## [TASK BRIEF]
Go through the data and copy every line in which "Cooling" appears.

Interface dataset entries
────────────────────
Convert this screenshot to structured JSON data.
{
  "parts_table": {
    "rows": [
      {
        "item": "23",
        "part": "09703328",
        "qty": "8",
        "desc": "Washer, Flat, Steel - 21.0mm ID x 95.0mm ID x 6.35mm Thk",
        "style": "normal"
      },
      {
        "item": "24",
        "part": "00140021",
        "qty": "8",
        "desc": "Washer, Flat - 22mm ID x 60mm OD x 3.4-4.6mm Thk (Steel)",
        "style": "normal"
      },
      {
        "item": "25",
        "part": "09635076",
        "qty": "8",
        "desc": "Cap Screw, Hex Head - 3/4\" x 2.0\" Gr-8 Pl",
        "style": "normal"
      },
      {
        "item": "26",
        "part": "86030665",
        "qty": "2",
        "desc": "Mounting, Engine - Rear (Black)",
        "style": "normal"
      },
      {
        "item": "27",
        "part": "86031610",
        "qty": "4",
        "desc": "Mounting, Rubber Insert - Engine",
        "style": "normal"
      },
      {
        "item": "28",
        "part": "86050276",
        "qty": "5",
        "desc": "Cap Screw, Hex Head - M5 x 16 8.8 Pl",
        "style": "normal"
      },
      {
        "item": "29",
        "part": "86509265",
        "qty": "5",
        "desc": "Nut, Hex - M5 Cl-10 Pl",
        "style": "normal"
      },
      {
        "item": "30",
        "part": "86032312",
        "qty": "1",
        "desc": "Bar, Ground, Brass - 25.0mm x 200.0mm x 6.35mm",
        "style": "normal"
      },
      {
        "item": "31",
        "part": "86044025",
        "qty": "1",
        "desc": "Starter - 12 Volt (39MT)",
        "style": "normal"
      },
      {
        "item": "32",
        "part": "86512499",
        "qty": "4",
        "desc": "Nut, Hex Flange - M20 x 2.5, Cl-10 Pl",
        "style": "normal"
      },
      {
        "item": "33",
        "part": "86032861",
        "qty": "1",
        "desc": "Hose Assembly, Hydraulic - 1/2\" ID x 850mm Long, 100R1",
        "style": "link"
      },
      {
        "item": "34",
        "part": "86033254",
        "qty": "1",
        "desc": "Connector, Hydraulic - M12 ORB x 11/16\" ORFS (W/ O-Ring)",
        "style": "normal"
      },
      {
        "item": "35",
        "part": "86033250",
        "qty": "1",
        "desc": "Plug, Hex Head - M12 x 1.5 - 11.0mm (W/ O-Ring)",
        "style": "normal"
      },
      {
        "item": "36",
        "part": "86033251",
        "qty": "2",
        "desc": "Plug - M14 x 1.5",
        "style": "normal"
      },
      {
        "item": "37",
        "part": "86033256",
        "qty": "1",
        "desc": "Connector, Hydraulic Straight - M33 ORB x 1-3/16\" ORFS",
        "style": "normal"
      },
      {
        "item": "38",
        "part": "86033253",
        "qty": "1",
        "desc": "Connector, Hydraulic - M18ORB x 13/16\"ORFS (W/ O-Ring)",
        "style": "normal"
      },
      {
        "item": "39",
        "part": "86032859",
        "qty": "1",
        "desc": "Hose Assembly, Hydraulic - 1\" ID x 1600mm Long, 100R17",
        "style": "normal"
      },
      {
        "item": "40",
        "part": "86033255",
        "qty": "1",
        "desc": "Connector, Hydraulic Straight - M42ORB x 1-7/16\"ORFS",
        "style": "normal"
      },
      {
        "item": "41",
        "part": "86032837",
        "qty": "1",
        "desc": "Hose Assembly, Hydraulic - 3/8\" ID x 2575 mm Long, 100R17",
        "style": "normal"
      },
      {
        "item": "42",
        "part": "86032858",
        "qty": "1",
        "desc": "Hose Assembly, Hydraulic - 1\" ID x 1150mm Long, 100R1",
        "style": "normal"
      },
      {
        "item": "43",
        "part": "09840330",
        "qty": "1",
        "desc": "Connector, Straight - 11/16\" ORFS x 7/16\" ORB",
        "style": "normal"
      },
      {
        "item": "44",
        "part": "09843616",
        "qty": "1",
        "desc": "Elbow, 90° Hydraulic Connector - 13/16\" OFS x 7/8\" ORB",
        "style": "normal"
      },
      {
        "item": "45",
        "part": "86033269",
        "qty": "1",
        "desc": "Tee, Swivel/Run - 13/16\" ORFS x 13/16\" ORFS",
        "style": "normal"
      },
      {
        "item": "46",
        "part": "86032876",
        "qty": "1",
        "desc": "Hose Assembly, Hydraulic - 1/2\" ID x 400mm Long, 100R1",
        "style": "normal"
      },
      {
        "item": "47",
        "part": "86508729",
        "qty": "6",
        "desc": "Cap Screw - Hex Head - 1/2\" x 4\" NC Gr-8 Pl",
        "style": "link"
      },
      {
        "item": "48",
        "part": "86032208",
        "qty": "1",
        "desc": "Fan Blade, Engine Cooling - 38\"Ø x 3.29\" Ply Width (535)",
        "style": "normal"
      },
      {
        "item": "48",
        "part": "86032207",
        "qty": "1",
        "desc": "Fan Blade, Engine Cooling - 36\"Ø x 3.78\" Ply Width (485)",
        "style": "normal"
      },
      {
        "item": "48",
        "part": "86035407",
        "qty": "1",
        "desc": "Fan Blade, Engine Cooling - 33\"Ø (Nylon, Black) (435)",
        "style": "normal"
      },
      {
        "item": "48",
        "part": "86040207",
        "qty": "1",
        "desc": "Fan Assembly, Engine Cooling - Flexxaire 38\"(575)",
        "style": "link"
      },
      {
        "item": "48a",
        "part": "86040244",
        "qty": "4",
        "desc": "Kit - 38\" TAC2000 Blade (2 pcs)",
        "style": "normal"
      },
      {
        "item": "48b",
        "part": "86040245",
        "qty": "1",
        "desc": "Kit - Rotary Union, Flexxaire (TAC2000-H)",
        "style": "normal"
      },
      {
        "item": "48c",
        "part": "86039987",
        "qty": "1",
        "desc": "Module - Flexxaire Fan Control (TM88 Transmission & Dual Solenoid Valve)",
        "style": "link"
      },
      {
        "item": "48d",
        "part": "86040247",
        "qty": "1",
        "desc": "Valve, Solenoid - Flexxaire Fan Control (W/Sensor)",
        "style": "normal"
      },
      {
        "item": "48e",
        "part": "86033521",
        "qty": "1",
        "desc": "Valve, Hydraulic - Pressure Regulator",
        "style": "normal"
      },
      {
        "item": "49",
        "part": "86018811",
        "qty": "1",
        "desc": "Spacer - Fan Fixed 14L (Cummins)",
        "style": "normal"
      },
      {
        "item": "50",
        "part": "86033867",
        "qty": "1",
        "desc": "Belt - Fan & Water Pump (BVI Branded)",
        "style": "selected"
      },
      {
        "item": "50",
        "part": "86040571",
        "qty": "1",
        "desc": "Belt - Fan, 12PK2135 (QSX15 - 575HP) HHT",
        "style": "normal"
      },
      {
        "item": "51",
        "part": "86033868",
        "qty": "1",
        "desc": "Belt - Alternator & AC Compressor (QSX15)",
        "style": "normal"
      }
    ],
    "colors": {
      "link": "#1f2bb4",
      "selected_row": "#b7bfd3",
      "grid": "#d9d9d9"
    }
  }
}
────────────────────
## [ANSWER BELOW]
        "desc": "Fan Blade, Engine Cooling - 38\"Ø x 3.29\" Ply Width (535)",
        "desc": "Fan Blade, Engine Cooling - 36\"Ø x 3.78\" Ply Width (485)",
        "desc": "Fan Blade, Engine Cooling - 33\"Ø (Nylon, Black) (435)",
        "desc": "Fan Assembly, Engine Cooling - Flexxaire 38\"(575)",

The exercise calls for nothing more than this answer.